- Task brief -
Take the entries below and write them out exactly, with each picture removed.

- Supplied material -
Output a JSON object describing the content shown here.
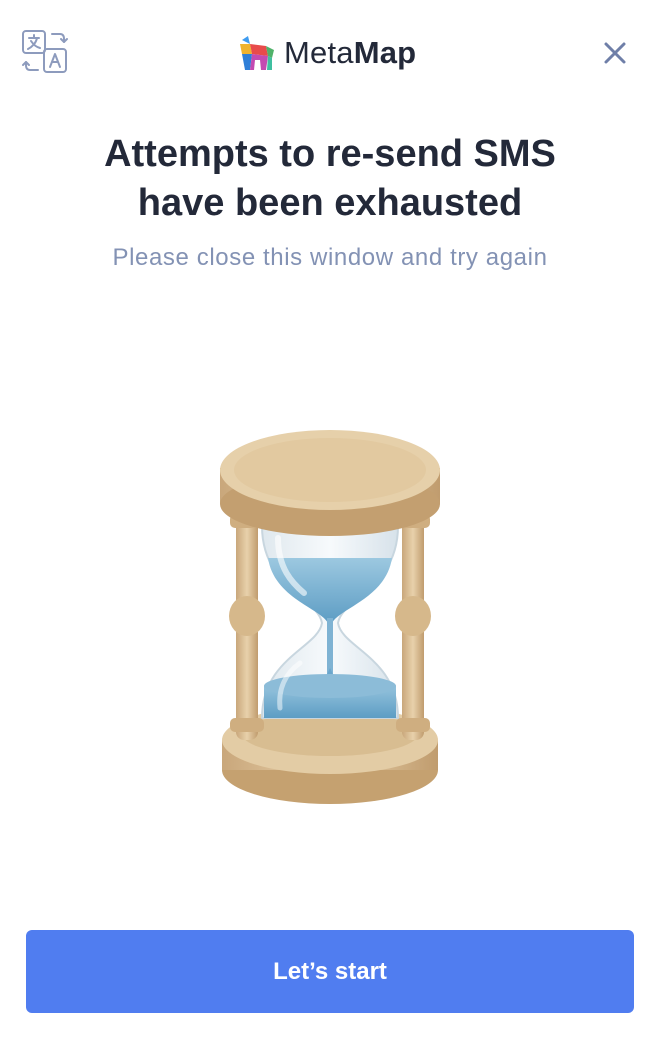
{
  "header": {
    "brand_light": "Meta",
    "brand_bold": "Map",
    "language_icon": "translate-icon",
    "close_icon": "close-icon"
  },
  "main": {
    "title_line1": "Attempts to re-send SMS",
    "title_line2": "have been exhausted",
    "subtitle": "Please close this window and try again",
    "illustration": "hourglass-icon"
  },
  "footer": {
    "start_label": "Let’s start"
  },
  "colors": {
    "accent": "#507df0",
    "title": "#232939",
    "subtitle": "#8392b4",
    "icon": "#6f7fa8"
  }
}
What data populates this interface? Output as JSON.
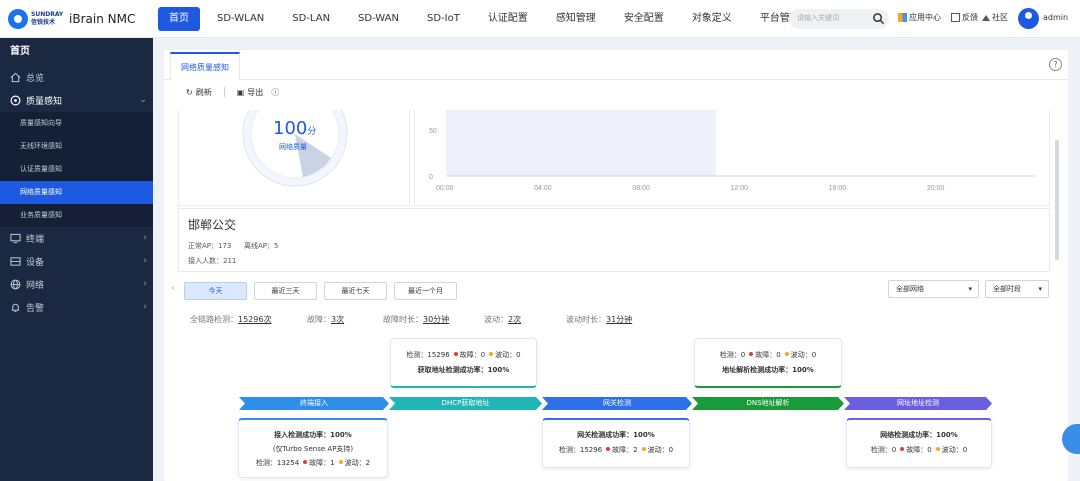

- Answer to this exercise -
Output a JSON object describing the content shown here.
{
  "header": {
    "brand_light": "Meta",
    "brand_bold": "Map",
    "language_icon": "translate-icon",
    "close_icon": "close-icon"
  },
  "main": {
    "title_line1": "Attempts to re-send SMS",
    "title_line2": "have been exhausted",
    "subtitle": "Please close this window and try again",
    "illustration": "hourglass-icon"
  },
  "footer": {
    "start_label": "Let’s start"
  },
  "colors": {
    "accent": "#507df0",
    "title": "#232939",
    "subtitle": "#8392b4",
    "icon": "#6f7fa8"
  }
}
What data populates this interface? Output as JSON.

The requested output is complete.